As a historian, it is often frustrating to me what little consideration we as a society give to the purpose behind our study of history. What is it that we are hoping to accomplish when we examine the past? Are our forays into past times and places strictly for personal fulfillment, or is there, as we so often say, a “moral” to the story?
When I engage in personal conversations about history with non-academics, I am met with a stock of different responses. There is the prototypical, old high-school student who found history, as a class, a frivolous bore. For them, history consisted of static environments contained within the pages of a stuffy textbook. Personally, I must say I can’t blame them for their aversion! As I’ve continued down the road towards making the study of history my vocation I have learned that this, although an all too common experience, is not what the study of history truly entails. On the other end of the spectrum, however, I have encountered those who do enjoy history, but do so without turning a critical eye to its interpretation. For these individuals, history’s stories and characters are the objects of fascination and intrigue in place of any deeper personal meaning. In effect, though, both responses leave something to be desired.

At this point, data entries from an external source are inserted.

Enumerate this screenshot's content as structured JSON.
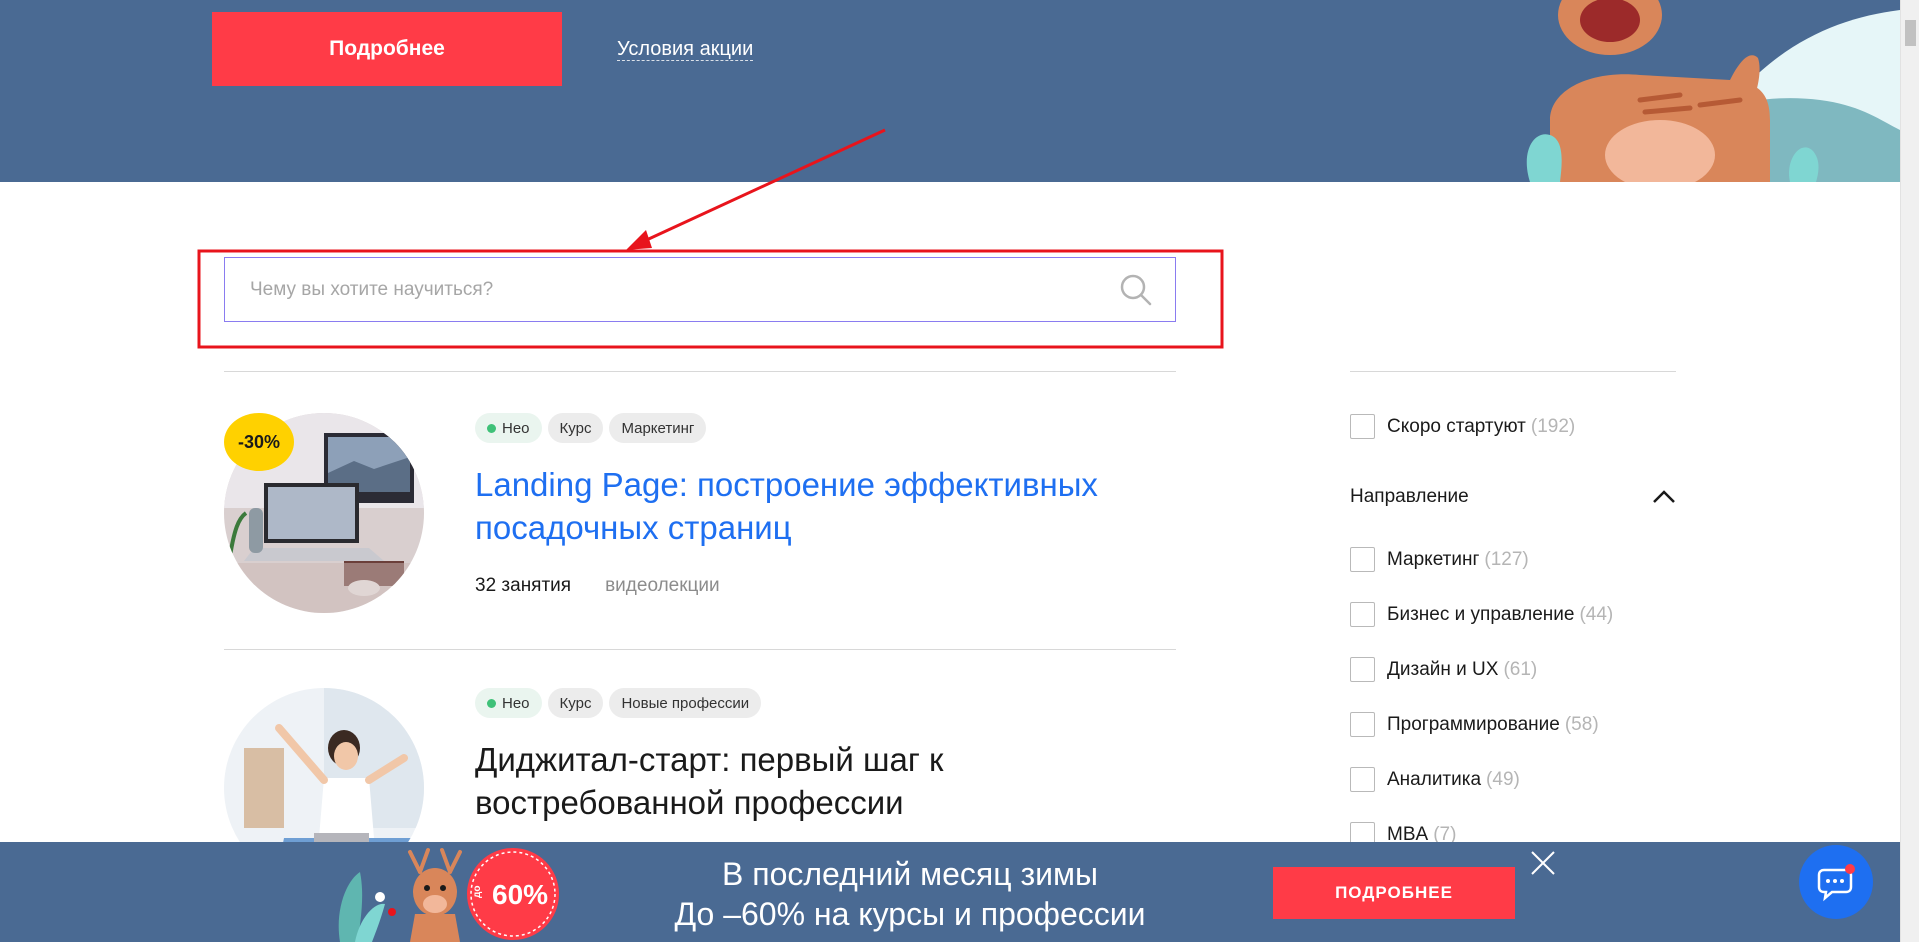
{
  "top_banner": {
    "more_label": "Подробнее",
    "terms_label": "Условия акции"
  },
  "search": {
    "placeholder": "Чему вы хотите научиться?"
  },
  "courses": [
    {
      "discount": "-30%",
      "tags": [
        "Нео",
        "Курс",
        "Маркетинг"
      ],
      "title": "Landing Page: построение эффективных посадочных страниц",
      "lessons": "32 занятия",
      "format": "видеолекции"
    },
    {
      "tags": [
        "Нео",
        "Курс",
        "Новые профессии"
      ],
      "title": "Диджитал-старт: первый шаг к востребованной профессии"
    }
  ],
  "filters": {
    "starting_soon": {
      "label": "Скоро стартуют",
      "count": "(192)"
    },
    "direction_heading": "Направление",
    "directions": [
      {
        "label": "Маркетинг",
        "count": "(127)"
      },
      {
        "label": "Бизнес и управление",
        "count": "(44)"
      },
      {
        "label": "Дизайн и UX",
        "count": "(61)"
      },
      {
        "label": "Программирование",
        "count": "(58)"
      },
      {
        "label": "Аналитика",
        "count": "(49)"
      },
      {
        "label": "MBA",
        "count": "(7)"
      }
    ]
  },
  "bottom_banner": {
    "line1": "В последний месяц зимы",
    "line2": "До –60% на курсы и профессии",
    "button_label": "ПОДРОБНЕЕ",
    "badge_prefix": "до",
    "badge_value": "60%"
  },
  "colors": {
    "banner_bg": "#4a6a93",
    "accent_red": "#ff3b47",
    "link_blue": "#1e6ff1",
    "discount_yellow": "#ffd100",
    "annotation_red": "#e8141c"
  }
}
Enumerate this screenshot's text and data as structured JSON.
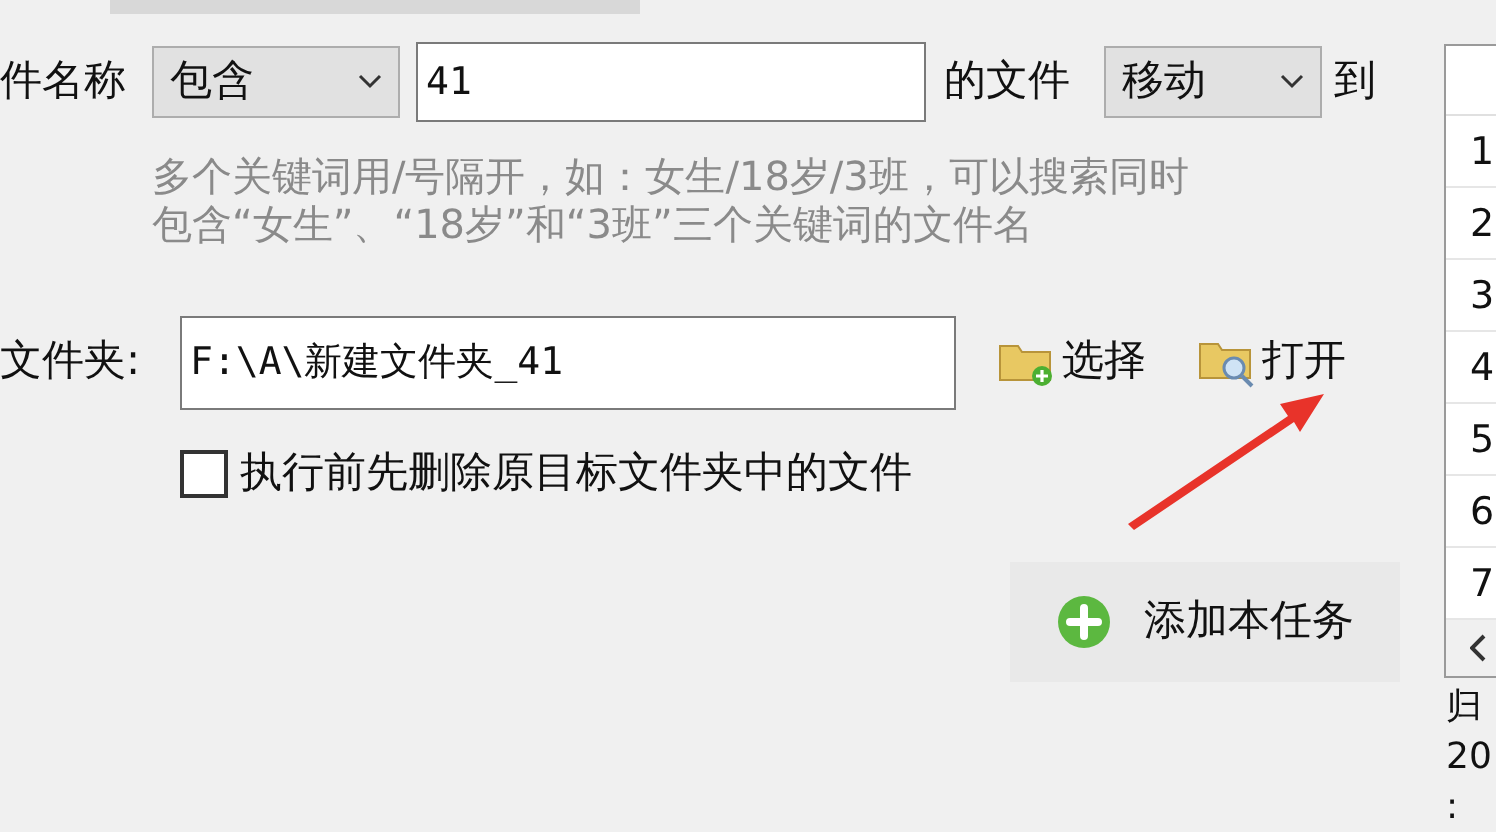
{
  "filter": {
    "label": "件名称",
    "match": {
      "value": "包含"
    },
    "keyword": {
      "value": "41"
    },
    "middle_label": "的文件",
    "action": {
      "value": "移动"
    },
    "to_label": "到"
  },
  "hint": [
    "多个关键词用/号隔开，如：女生/18岁/3班，可以搜索同时",
    "包含“女生”、“18岁”和“3班”三个关键词的文件名"
  ],
  "folder": {
    "label": "文件夹:",
    "path": "F:\\A\\新建文件夹_41"
  },
  "select_button": "选择",
  "open_button": "打开",
  "clear_option": {
    "label": "执行前先删除原目标文件夹中的文件",
    "checked": false
  },
  "add_button": "添加本任务",
  "task_list": {
    "rows": [
      "1",
      "2",
      "3",
      "4",
      "5",
      "6",
      "7"
    ]
  },
  "summary": [
    "归",
    "20",
    ":"
  ]
}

While I would love for everyone to take a genuine interest in history as a discipline, I realize that this is not realistic, nor practical. In the short time that we have to teach history to our youth, though, we need to enact some changes in the manner in which we teach it.
As a subject in elementary and secondary school, history is taught as a series of facts to be memorized and regurgitated for a grade. It is often solely contained in a textbook that, like a train on rails, travels chronologically, page by page, chapter by chapter, in linear progression, binding any form of intellectual inquiry. This kind of survey study, while necessary in building a base of knowledge and facilitating historical inquiry, has replaced it entirely in many curricula.
In the sciences, inquiry is emphasized as the principal component of the scientific method, but in the humanities, where the search for truth is just as relevant and essential, this is not the case. Research is to history what an experiment is to chemistry, or physics, or biology; it’s this “hands-on” experience that motivates students to learn. Instead of a laboratory, students of history put their hard hats and goggles on when they engage primary sources, those documents which are, put simply, closest to the person, place, or period being studied. Rather than relying on the interpretation of a textbook, historical research allows the student to pose his or her own questions, pursue them, and form their own answers. As an exercise, historical research allows students to reconcile the differences between separate places and times, illustrating connections between the past and the present that foster an appreciation of the study of history for its own sake, and its relevance to and significance in the present.
Within certain parameters and with proper guidance, the use of primary sources in the classroom would further develop students’ facility for critical thinking, beneficial not only in the field of history, but in other areas as well. It is this capacity for critical thinking, in connecting the past to the present, that is the “moral” of the study of history.